Judge to rule on first court challenge to Brexit


A judge is to rule on the UK's first court challenge to Brexit later.

A case at Belfast High Court opposing Prime Minister Theresa May's ability to trigger Brexit negotiations by next March was taken by a cross-community group of politicians and human rights campaigners.

They want to establish that devolved decision-makers at the Stormont Assembly can veto Brexit, assert rights to consultation over whether to launch talks with Europe and protect peace process guarantees enshrined in the 1998 Good Friday Agreement which largely ended republican and loyalist violence.

Raymond McCord, whose son Raymond McCord Jr was murdered by the loyalist Ulster Volunteer Force (UVF) in north Belfast in 1997, is a party to the case who has concerns that European peace money which goes towards victims of the Troubles may be discontinued following an exit.

During several days of hearings recently a lawyer for Mr McCord argued that Northern Ireland could block withdrawal from the EU.

The barrister said the country enjoyed control over its own constitutional change including all-island relations following the 1998 Agreement.

Northern Ireland shares the UK's only land border with an EU state, the Republic of Ireland, and the British and Irish Governments have said they are keen to ensure there is no return to the hard borders of the past.

If the UK leaves the customs union, the EU could demand a secure frontier in Ireland to prevent goods flowing in and out of the EU from Northern Ireland without paying required tariffs or facing checks on rules of origin.

Stormont's senior legal adviser attorney general John Larkin told the court nothing in the Belfast Agreement which largely ended violence in 1998 had been affected by Brexit.

He said there were no substantive obligations in the Agreement which required continued membership of the EU.

A barrister for the UK Government said no court could block the will of the people as expressed in the June referendum.

Some 56% of Northern Irish voters backed Remain but some unionist-dominated areas supported Leave. The largest party in Northern Ireland, the Democratic Unionists, campaigned for an exit.

Former Stormont justice minister David Ford, senior Sinn Fein Assembly member John O'Dowd and nationalist SDLP leader Colum Eastwood are among those supporting the challenge.

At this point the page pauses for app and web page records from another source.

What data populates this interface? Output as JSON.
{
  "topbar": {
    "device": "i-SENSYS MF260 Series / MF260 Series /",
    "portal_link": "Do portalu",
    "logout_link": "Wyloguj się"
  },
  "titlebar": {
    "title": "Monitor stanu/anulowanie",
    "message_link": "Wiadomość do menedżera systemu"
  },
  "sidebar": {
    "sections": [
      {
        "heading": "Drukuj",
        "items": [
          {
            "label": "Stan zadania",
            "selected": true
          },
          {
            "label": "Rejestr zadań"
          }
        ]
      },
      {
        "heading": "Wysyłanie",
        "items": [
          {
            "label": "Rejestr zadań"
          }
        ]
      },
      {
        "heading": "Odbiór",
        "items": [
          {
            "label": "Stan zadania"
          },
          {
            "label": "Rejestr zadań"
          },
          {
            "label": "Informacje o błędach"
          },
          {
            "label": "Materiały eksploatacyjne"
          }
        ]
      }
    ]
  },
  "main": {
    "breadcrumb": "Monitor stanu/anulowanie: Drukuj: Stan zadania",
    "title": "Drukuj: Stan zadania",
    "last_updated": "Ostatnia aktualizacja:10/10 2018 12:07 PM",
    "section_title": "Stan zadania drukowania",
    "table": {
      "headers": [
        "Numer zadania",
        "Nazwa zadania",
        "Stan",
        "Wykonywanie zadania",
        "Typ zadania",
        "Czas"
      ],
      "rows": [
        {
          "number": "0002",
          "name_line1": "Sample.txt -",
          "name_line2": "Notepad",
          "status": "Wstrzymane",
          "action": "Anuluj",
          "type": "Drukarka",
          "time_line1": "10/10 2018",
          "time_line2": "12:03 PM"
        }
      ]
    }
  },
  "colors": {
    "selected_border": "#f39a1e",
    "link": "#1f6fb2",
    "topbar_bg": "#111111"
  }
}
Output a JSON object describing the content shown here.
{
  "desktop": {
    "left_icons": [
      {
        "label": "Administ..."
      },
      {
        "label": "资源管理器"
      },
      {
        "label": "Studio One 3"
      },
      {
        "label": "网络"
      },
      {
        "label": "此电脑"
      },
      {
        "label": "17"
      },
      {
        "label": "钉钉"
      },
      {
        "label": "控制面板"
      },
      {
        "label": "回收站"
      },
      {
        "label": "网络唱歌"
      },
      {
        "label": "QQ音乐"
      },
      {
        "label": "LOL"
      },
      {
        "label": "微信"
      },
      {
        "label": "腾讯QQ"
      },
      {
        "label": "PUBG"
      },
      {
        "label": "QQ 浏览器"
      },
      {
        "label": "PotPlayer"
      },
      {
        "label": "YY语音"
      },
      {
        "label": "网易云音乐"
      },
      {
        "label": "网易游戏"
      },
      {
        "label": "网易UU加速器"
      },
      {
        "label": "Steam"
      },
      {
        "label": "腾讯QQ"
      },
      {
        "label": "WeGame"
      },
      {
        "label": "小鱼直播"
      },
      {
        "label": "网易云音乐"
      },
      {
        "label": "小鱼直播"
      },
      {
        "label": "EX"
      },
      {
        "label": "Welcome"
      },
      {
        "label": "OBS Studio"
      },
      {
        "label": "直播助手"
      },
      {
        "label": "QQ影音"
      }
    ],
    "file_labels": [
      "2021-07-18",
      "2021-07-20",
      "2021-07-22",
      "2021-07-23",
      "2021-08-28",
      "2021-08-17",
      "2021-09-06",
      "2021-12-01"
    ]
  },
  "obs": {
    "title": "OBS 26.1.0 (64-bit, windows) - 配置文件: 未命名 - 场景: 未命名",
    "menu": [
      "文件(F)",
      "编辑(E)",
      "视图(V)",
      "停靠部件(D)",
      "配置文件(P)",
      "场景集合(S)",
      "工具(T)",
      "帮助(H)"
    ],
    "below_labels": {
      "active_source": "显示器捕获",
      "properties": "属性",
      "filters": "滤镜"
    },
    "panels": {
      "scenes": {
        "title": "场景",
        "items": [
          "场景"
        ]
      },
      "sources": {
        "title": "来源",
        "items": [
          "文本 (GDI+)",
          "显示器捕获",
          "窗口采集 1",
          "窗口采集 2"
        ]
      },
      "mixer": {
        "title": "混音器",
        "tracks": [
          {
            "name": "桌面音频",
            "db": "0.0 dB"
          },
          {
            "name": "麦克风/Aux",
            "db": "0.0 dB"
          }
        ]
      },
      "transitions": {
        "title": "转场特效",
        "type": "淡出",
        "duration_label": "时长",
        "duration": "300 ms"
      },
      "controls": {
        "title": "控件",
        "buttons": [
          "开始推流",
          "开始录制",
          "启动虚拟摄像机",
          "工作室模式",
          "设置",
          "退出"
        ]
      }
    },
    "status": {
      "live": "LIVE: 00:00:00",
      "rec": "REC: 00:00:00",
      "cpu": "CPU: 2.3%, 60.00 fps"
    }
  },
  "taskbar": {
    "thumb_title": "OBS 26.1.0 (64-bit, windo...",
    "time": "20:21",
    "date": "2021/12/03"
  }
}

In London, an investment manager and hairdresser are taking legal action opposing the right of the Government to start the process of withdrawing the UK from the EU without a vote in Parliament.